Volunteer Spotlight: Byron Knibbs
As the Vice President of Sustainable Services at the Orlando Utilities Commission (OUC- The Reliable One), Byron Knibbs leads sustainability efforts to educate customers about ways to be more efficient through conservation and renewable programs. Besides working to preserve the environment, Byron also has a passion for bettering the community. For more than nine years, he served on the board of the American Red Cross and last year became a board member with Heart of Florida United Way.
With his reputation for innovative thinking and philanthropy, we spoke with Byron to get his thoughts on creating lasting change in our community.
What motivated you to start volunteering?
It was back in 1992 when Hurricane Andrew tore through south Florida. I couldn’t believe the destruction I saw. People who previously enjoyed a secure lifestyle suddenly found themselves devastated and homeless. They desperately needed help to get back to normalcy. I knew I could play a role in that effort, which is what led me to begin volunteering. I started with the American Red Cross, but as time went on, I became aware of other community-wide issues that also needed attention. This led me to get involved with other organizations like United Way.
What got you interested in Heart of Florida United Way?
I always donated to Heart of Florida United Way during workplace campaigns because of its reputation for allocating funds where they do the most good. But as I began to work with more nonprofit organizations, I began to see United Way as a driving force for positive change in the community. United Way is more than simply a distributor of money; it’s a catalyst that brings influential people and organizations together to identify solutions for community issues. United Way is nimble and flexible – able to react quickly to local needs or emergencies as they arise. Just as I work towards developing green energy solutions for OUC- The Reliable One, United Way helps individuals build a sustainable lifestyle.
What do you see as a local community need?
Homelessness is no longer a hidden secret; everyone knows we have a serious homelessness problem in Central Florida. We’re beginning to see improvements in the economy, but there are still families who don’t have a place to call home. Among the ALICE population — Asset Limited, Income Constrained, Employed — we know that people are just one small disaster away from financial ruin. United Way has launched initiatives and convened key leaders to bring about holistic change. But we need the larger community to join us in implementing those changes.
What do you think the business community can do?
Creating jobs is a key factor in improving Central Florida. While we have thriving industries in the area, we also know that by 2025, two-thirds of all jobs in Central Florida will require a post-secondary degree or other high-quality education.

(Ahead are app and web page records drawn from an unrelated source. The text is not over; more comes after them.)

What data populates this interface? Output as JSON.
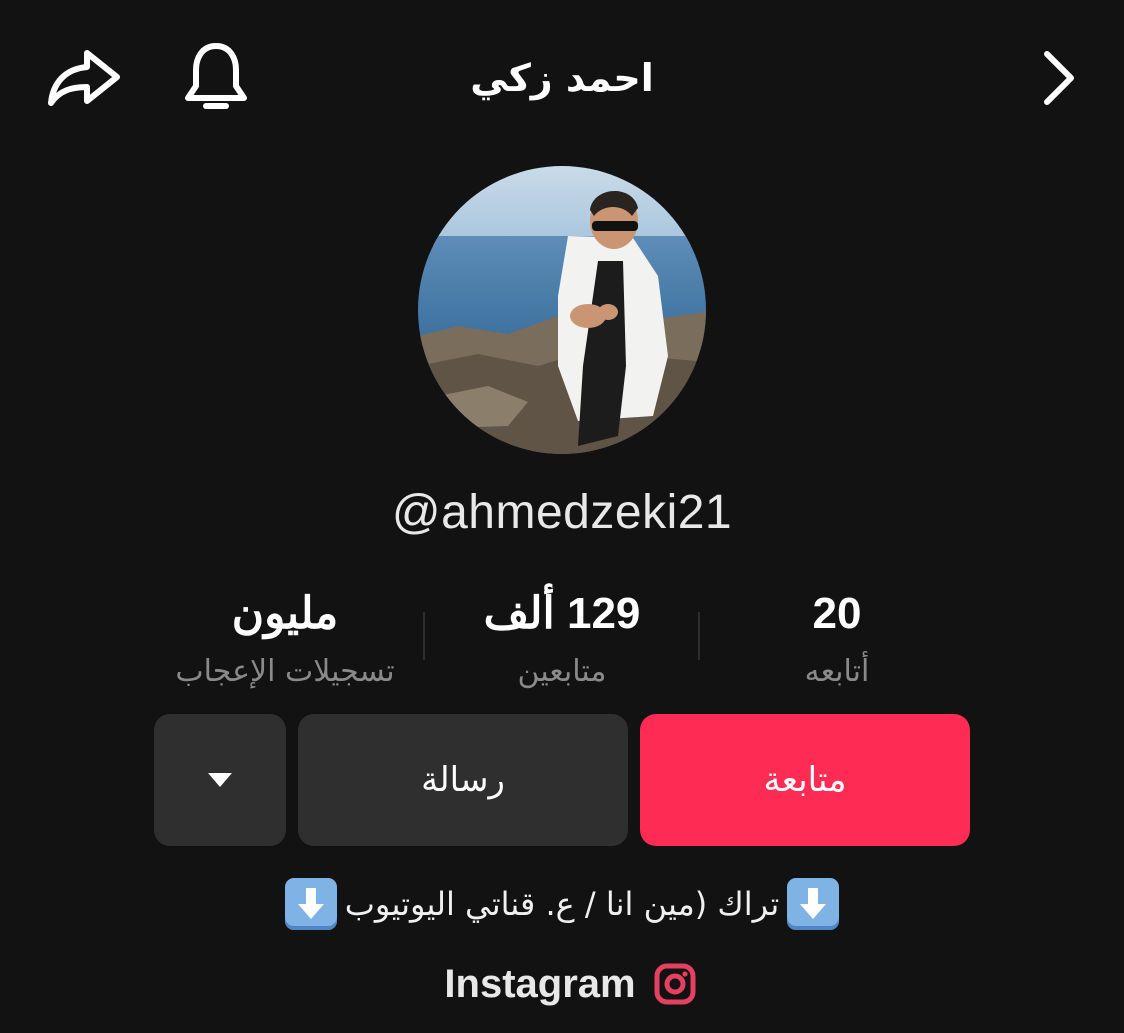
{
  "header": {
    "title": "احمد زكي",
    "icons": {
      "share": "share-icon",
      "bell": "bell-icon",
      "back": "chevron-right-icon"
    }
  },
  "profile": {
    "username": "@ahmedzeki21"
  },
  "stats": [
    {
      "value": "20",
      "label": "أتابعه"
    },
    {
      "value": "129 ألف",
      "label": "متابعين"
    },
    {
      "value": "مليون",
      "label": "تسجيلات الإعجاب"
    }
  ],
  "actions": {
    "follow_label": "متابعة",
    "message_label": "رسالة",
    "more_icon": "caret-down-icon"
  },
  "bio": {
    "text": "تراك (مين انا / ع. قناتي اليوتيوب",
    "emoji": "down-arrow-emoji"
  },
  "link": {
    "label": "Instagram",
    "icon": "instagram-icon"
  },
  "colors": {
    "background": "#121212",
    "accent": "#fe2c55",
    "secondary_button": "#2f2f2f",
    "muted_text": "#8a8a8a",
    "instagram": "#e4405f"
  }
}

Right now, less than 40 percent of our population meets that standard, making it difficult to earn a living wage. Through education and by encouraging other industries to join us here, we can create an environment of well-paying jobs.